Focused deterrence has particular promise behind it. Through this strategy, police work with the community to target specific individuals at a very high risk of violence. They directly and clearly signal to these individuals that they have two options: quit doing bad things and the community will offer resources, such as job training, to help you, or you absolutely will be arrested. In doing this, the police and community can deter individuals responsible for most of the crime in their city from acting out, and maybe even help these individuals lead more productive lives.
The research says it works: Study after study backs up focused deterrence, and the method got much of the credit for the “Boston miracle” that saw the city’s violent crime rate drop by 79 percent in the 1990s.

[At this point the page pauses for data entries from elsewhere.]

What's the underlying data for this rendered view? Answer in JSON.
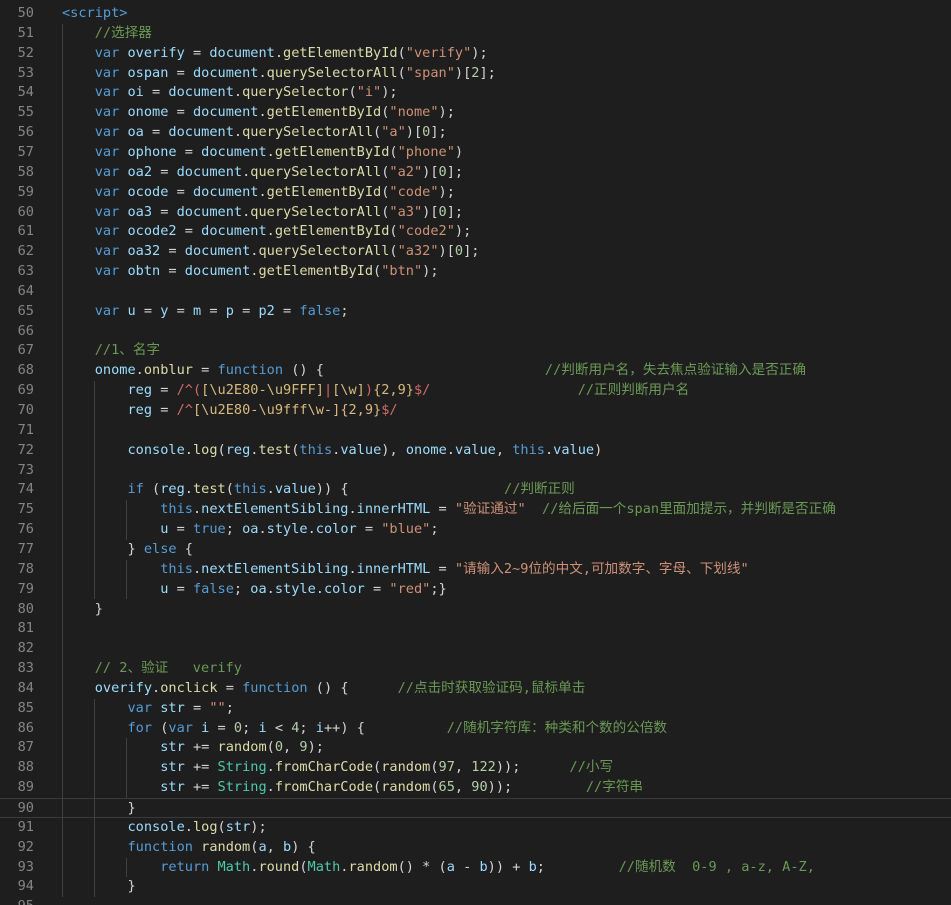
{
  "editor": {
    "language": "javascript",
    "first_line": 50,
    "current_line": 90,
    "lines": [
      [
        [
          "tg",
          "<script>"
        ]
      ],
      [
        [
          "c",
          "    //选择器"
        ]
      ],
      [
        [
          "k",
          "    var "
        ],
        [
          "v",
          "overify"
        ],
        [
          "p",
          " = "
        ],
        [
          "v",
          "document"
        ],
        [
          "p",
          "."
        ],
        [
          "f",
          "getElementById"
        ],
        [
          "p",
          "("
        ],
        [
          "s",
          "\"verify\""
        ],
        [
          "p",
          ");"
        ]
      ],
      [
        [
          "k",
          "    var "
        ],
        [
          "v",
          "ospan"
        ],
        [
          "p",
          " = "
        ],
        [
          "v",
          "document"
        ],
        [
          "p",
          "."
        ],
        [
          "f",
          "querySelectorAll"
        ],
        [
          "p",
          "("
        ],
        [
          "s",
          "\"span\""
        ],
        [
          "p",
          ")["
        ],
        [
          "n",
          "2"
        ],
        [
          "p",
          "];"
        ]
      ],
      [
        [
          "k",
          "    var "
        ],
        [
          "v",
          "oi"
        ],
        [
          "p",
          " = "
        ],
        [
          "v",
          "document"
        ],
        [
          "p",
          "."
        ],
        [
          "f",
          "querySelector"
        ],
        [
          "p",
          "("
        ],
        [
          "s",
          "\"i\""
        ],
        [
          "p",
          ");"
        ]
      ],
      [
        [
          "k",
          "    var "
        ],
        [
          "v",
          "onome"
        ],
        [
          "p",
          " = "
        ],
        [
          "v",
          "document"
        ],
        [
          "p",
          "."
        ],
        [
          "f",
          "getElementById"
        ],
        [
          "p",
          "("
        ],
        [
          "s",
          "\"nome\""
        ],
        [
          "p",
          ");"
        ]
      ],
      [
        [
          "k",
          "    var "
        ],
        [
          "v",
          "oa"
        ],
        [
          "p",
          " = "
        ],
        [
          "v",
          "document"
        ],
        [
          "p",
          "."
        ],
        [
          "f",
          "querySelectorAll"
        ],
        [
          "p",
          "("
        ],
        [
          "s",
          "\"a\""
        ],
        [
          "p",
          ")["
        ],
        [
          "n",
          "0"
        ],
        [
          "p",
          "];"
        ]
      ],
      [
        [
          "k",
          "    var "
        ],
        [
          "v",
          "ophone"
        ],
        [
          "p",
          " = "
        ],
        [
          "v",
          "document"
        ],
        [
          "p",
          "."
        ],
        [
          "f",
          "getElementById"
        ],
        [
          "p",
          "("
        ],
        [
          "s",
          "\"phone\""
        ],
        [
          "p",
          ")"
        ]
      ],
      [
        [
          "k",
          "    var "
        ],
        [
          "v",
          "oa2"
        ],
        [
          "p",
          " = "
        ],
        [
          "v",
          "document"
        ],
        [
          "p",
          "."
        ],
        [
          "f",
          "querySelectorAll"
        ],
        [
          "p",
          "("
        ],
        [
          "s",
          "\"a2\""
        ],
        [
          "p",
          ")["
        ],
        [
          "n",
          "0"
        ],
        [
          "p",
          "];"
        ]
      ],
      [
        [
          "k",
          "    var "
        ],
        [
          "v",
          "ocode"
        ],
        [
          "p",
          " = "
        ],
        [
          "v",
          "document"
        ],
        [
          "p",
          "."
        ],
        [
          "f",
          "getElementById"
        ],
        [
          "p",
          "("
        ],
        [
          "s",
          "\"code\""
        ],
        [
          "p",
          ");"
        ]
      ],
      [
        [
          "k",
          "    var "
        ],
        [
          "v",
          "oa3"
        ],
        [
          "p",
          " = "
        ],
        [
          "v",
          "document"
        ],
        [
          "p",
          "."
        ],
        [
          "f",
          "querySelectorAll"
        ],
        [
          "p",
          "("
        ],
        [
          "s",
          "\"a3\""
        ],
        [
          "p",
          ")["
        ],
        [
          "n",
          "0"
        ],
        [
          "p",
          "];"
        ]
      ],
      [
        [
          "k",
          "    var "
        ],
        [
          "v",
          "ocode2"
        ],
        [
          "p",
          " = "
        ],
        [
          "v",
          "document"
        ],
        [
          "p",
          "."
        ],
        [
          "f",
          "getElementById"
        ],
        [
          "p",
          "("
        ],
        [
          "s",
          "\"code2\""
        ],
        [
          "p",
          ");"
        ]
      ],
      [
        [
          "k",
          "    var "
        ],
        [
          "v",
          "oa32"
        ],
        [
          "p",
          " = "
        ],
        [
          "v",
          "document"
        ],
        [
          "p",
          "."
        ],
        [
          "f",
          "querySelectorAll"
        ],
        [
          "p",
          "("
        ],
        [
          "s",
          "\"a32\""
        ],
        [
          "p",
          ")["
        ],
        [
          "n",
          "0"
        ],
        [
          "p",
          "];"
        ]
      ],
      [
        [
          "k",
          "    var "
        ],
        [
          "v",
          "obtn"
        ],
        [
          "p",
          " = "
        ],
        [
          "v",
          "document"
        ],
        [
          "p",
          "."
        ],
        [
          "f",
          "getElementById"
        ],
        [
          "p",
          "("
        ],
        [
          "s",
          "\"btn\""
        ],
        [
          "p",
          ");"
        ]
      ],
      [],
      [
        [
          "k",
          "    var "
        ],
        [
          "v",
          "u"
        ],
        [
          "p",
          " = "
        ],
        [
          "v",
          "y"
        ],
        [
          "p",
          " = "
        ],
        [
          "v",
          "m"
        ],
        [
          "p",
          " = "
        ],
        [
          "v",
          "p"
        ],
        [
          "p",
          " = "
        ],
        [
          "v",
          "p2"
        ],
        [
          "p",
          " = "
        ],
        [
          "k",
          "false"
        ],
        [
          "p",
          ";"
        ]
      ],
      [],
      [
        [
          "c",
          "    //1、名字"
        ]
      ],
      [
        [
          "p",
          "    "
        ],
        [
          "v",
          "onome"
        ],
        [
          "p",
          "."
        ],
        [
          "f",
          "onblur"
        ],
        [
          "p",
          " = "
        ],
        [
          "k",
          "function"
        ],
        [
          "p",
          " () {                           "
        ],
        [
          "c",
          "//判断用户名，失去焦点验证输入是否正确"
        ]
      ],
      [
        [
          "p",
          "        "
        ],
        [
          "v",
          "reg"
        ],
        [
          "p",
          " = "
        ],
        [
          "r",
          "/^("
        ],
        [
          "re",
          "[\\u2E80-\\u9FFF]"
        ],
        [
          "r",
          "|"
        ],
        [
          "re",
          "[\\w]"
        ],
        [
          "r",
          ")"
        ],
        [
          "re",
          "{2,9}"
        ],
        [
          "r",
          "$/"
        ],
        [
          "p",
          "                  "
        ],
        [
          "c",
          "//正则判断用户名"
        ]
      ],
      [
        [
          "p",
          "        "
        ],
        [
          "v",
          "reg"
        ],
        [
          "p",
          " = "
        ],
        [
          "r",
          "/^"
        ],
        [
          "re",
          "[\\u2E80-\\u9fff\\w-]"
        ],
        [
          "re",
          "{2,9}"
        ],
        [
          "r",
          "$/"
        ]
      ],
      [],
      [
        [
          "p",
          "        "
        ],
        [
          "v",
          "console"
        ],
        [
          "p",
          "."
        ],
        [
          "f",
          "log"
        ],
        [
          "p",
          "("
        ],
        [
          "v",
          "reg"
        ],
        [
          "p",
          "."
        ],
        [
          "f",
          "test"
        ],
        [
          "p",
          "("
        ],
        [
          "k",
          "this"
        ],
        [
          "p",
          "."
        ],
        [
          "v",
          "value"
        ],
        [
          "p",
          "), "
        ],
        [
          "v",
          "onome"
        ],
        [
          "p",
          "."
        ],
        [
          "v",
          "value"
        ],
        [
          "p",
          ", "
        ],
        [
          "k",
          "this"
        ],
        [
          "p",
          "."
        ],
        [
          "v",
          "value"
        ],
        [
          "p",
          ")"
        ]
      ],
      [],
      [
        [
          "k",
          "        if"
        ],
        [
          "p",
          " ("
        ],
        [
          "v",
          "reg"
        ],
        [
          "p",
          "."
        ],
        [
          "f",
          "test"
        ],
        [
          "p",
          "("
        ],
        [
          "k",
          "this"
        ],
        [
          "p",
          "."
        ],
        [
          "v",
          "value"
        ],
        [
          "p",
          ")) {                   "
        ],
        [
          "c",
          "//判断正则"
        ]
      ],
      [
        [
          "k",
          "            this"
        ],
        [
          "p",
          "."
        ],
        [
          "v",
          "nextElementSibling"
        ],
        [
          "p",
          "."
        ],
        [
          "v",
          "innerHTML"
        ],
        [
          "p",
          " = "
        ],
        [
          "s",
          "\"验证通过\""
        ],
        [
          "p",
          "  "
        ],
        [
          "c",
          "//给后面一个span里面加提示，并判断是否正确"
        ]
      ],
      [
        [
          "p",
          "            "
        ],
        [
          "v",
          "u"
        ],
        [
          "p",
          " = "
        ],
        [
          "k",
          "true"
        ],
        [
          "p",
          "; "
        ],
        [
          "v",
          "oa"
        ],
        [
          "p",
          "."
        ],
        [
          "v",
          "style"
        ],
        [
          "p",
          "."
        ],
        [
          "v",
          "color"
        ],
        [
          "p",
          " = "
        ],
        [
          "s",
          "\"blue\""
        ],
        [
          "p",
          ";"
        ]
      ],
      [
        [
          "p",
          "        } "
        ],
        [
          "k",
          "else"
        ],
        [
          "p",
          " {"
        ]
      ],
      [
        [
          "k",
          "            this"
        ],
        [
          "p",
          "."
        ],
        [
          "v",
          "nextElementSibling"
        ],
        [
          "p",
          "."
        ],
        [
          "v",
          "innerHTML"
        ],
        [
          "p",
          " = "
        ],
        [
          "s",
          "\"请输入2~9位的中文,可加数字、字母、下划线\""
        ]
      ],
      [
        [
          "p",
          "            "
        ],
        [
          "v",
          "u"
        ],
        [
          "p",
          " = "
        ],
        [
          "k",
          "false"
        ],
        [
          "p",
          "; "
        ],
        [
          "v",
          "oa"
        ],
        [
          "p",
          "."
        ],
        [
          "v",
          "style"
        ],
        [
          "p",
          "."
        ],
        [
          "v",
          "color"
        ],
        [
          "p",
          " = "
        ],
        [
          "s",
          "\"red\""
        ],
        [
          "p",
          ";}"
        ]
      ],
      [
        [
          "p",
          "    }"
        ]
      ],
      [],
      [],
      [
        [
          "c",
          "    // 2、验证   verify"
        ]
      ],
      [
        [
          "p",
          "    "
        ],
        [
          "v",
          "overify"
        ],
        [
          "p",
          "."
        ],
        [
          "f",
          "onclick"
        ],
        [
          "p",
          " = "
        ],
        [
          "k",
          "function"
        ],
        [
          "p",
          " () {      "
        ],
        [
          "c",
          "//点击时获取验证码,鼠标单击"
        ]
      ],
      [
        [
          "k",
          "        var "
        ],
        [
          "v",
          "str"
        ],
        [
          "p",
          " = "
        ],
        [
          "s",
          "\"\""
        ],
        [
          "p",
          ";"
        ]
      ],
      [
        [
          "k",
          "        for"
        ],
        [
          "p",
          " ("
        ],
        [
          "k",
          "var "
        ],
        [
          "v",
          "i"
        ],
        [
          "p",
          " = "
        ],
        [
          "n",
          "0"
        ],
        [
          "p",
          "; "
        ],
        [
          "v",
          "i"
        ],
        [
          "p",
          " < "
        ],
        [
          "n",
          "4"
        ],
        [
          "p",
          "; "
        ],
        [
          "v",
          "i"
        ],
        [
          "p",
          "++) "
        ],
        [
          "p",
          "{"
        ],
        [
          "p",
          "          "
        ],
        [
          "c",
          "//随机字符库：种类和个数的公倍数"
        ]
      ],
      [
        [
          "p",
          "            "
        ],
        [
          "v",
          "str"
        ],
        [
          "p",
          " += "
        ],
        [
          "f",
          "random"
        ],
        [
          "p",
          "("
        ],
        [
          "n",
          "0"
        ],
        [
          "p",
          ", "
        ],
        [
          "n",
          "9"
        ],
        [
          "p",
          ");"
        ]
      ],
      [
        [
          "p",
          "            "
        ],
        [
          "v",
          "str"
        ],
        [
          "p",
          " += "
        ],
        [
          "t",
          "String"
        ],
        [
          "p",
          "."
        ],
        [
          "f",
          "fromCharCode"
        ],
        [
          "p",
          "("
        ],
        [
          "f",
          "random"
        ],
        [
          "p",
          "("
        ],
        [
          "n",
          "97"
        ],
        [
          "p",
          ", "
        ],
        [
          "n",
          "122"
        ],
        [
          "p",
          "));      "
        ],
        [
          "c",
          "//小写"
        ]
      ],
      [
        [
          "p",
          "            "
        ],
        [
          "v",
          "str"
        ],
        [
          "p",
          " += "
        ],
        [
          "t",
          "String"
        ],
        [
          "p",
          "."
        ],
        [
          "f",
          "fromCharCode"
        ],
        [
          "p",
          "("
        ],
        [
          "f",
          "random"
        ],
        [
          "p",
          "("
        ],
        [
          "n",
          "65"
        ],
        [
          "p",
          ", "
        ],
        [
          "n",
          "90"
        ],
        [
          "p",
          "));         "
        ],
        [
          "c",
          "//字符串"
        ]
      ],
      [
        [
          "p",
          "        "
        ],
        [
          "p",
          "}"
        ]
      ],
      [
        [
          "p",
          "        "
        ],
        [
          "v",
          "console"
        ],
        [
          "p",
          "."
        ],
        [
          "f",
          "log"
        ],
        [
          "p",
          "("
        ],
        [
          "v",
          "str"
        ],
        [
          "p",
          ");"
        ]
      ],
      [
        [
          "k",
          "        function "
        ],
        [
          "f",
          "random"
        ],
        [
          "p",
          "("
        ],
        [
          "v",
          "a"
        ],
        [
          "p",
          ", "
        ],
        [
          "v",
          "b"
        ],
        [
          "p",
          ") {"
        ]
      ],
      [
        [
          "k",
          "            return "
        ],
        [
          "t",
          "Math"
        ],
        [
          "p",
          "."
        ],
        [
          "f",
          "round"
        ],
        [
          "p",
          "("
        ],
        [
          "t",
          "Math"
        ],
        [
          "p",
          "."
        ],
        [
          "f",
          "random"
        ],
        [
          "p",
          "() * ("
        ],
        [
          "v",
          "a"
        ],
        [
          "p",
          " - "
        ],
        [
          "v",
          "b"
        ],
        [
          "p",
          ")) + "
        ],
        [
          "v",
          "b"
        ],
        [
          "p",
          ";         "
        ],
        [
          "c",
          "//随机数  0-9 , a-z, A-Z,"
        ]
      ],
      [
        [
          "p",
          "        }"
        ]
      ],
      []
    ]
  }
}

The federal government, if Trump were willing to, could directly encourage this style of policing. “I would like to see the feds help the locals with targeted enforcement, funding for intervention and prevention, and also to help them get smart on crime using evidence and data,” Abt said. “We need to help locals focus on those people, places, and behaviors that cause the great majority of crime and violence in American cities.”
Unfortunately, federal spending tends to go to antiquated styles of policing, including dragnet programs that finance broad, unfocused crackdowns on low-level offenses and vague “community policing” mandates with little oversight. Consider, for example, that Chicago has been receiving federal aid for years to keep more cops on the force for “community policing,” yet a Justice Department report just uncovered sweeping abuses that created a climate of distrust between the community and police.
Federal programs could be tweaked to remedy this. Not only could they encourage more evidence-based types of policing, but they could offer a sustained investment over many years instead of the drop-in-drop-out approach of federal law enforcement surges and loosely funded pilot programs.
Trump, however, has often called for the opposite approach, warning that he’ll “send in the Feds” into Chicago and arguing that police need to be “very much tougher than they are right now.” But the research suggests that such an approach would not only be ineffective in stopping crime but would likely make matters much worse by fostering even more distrust in the police.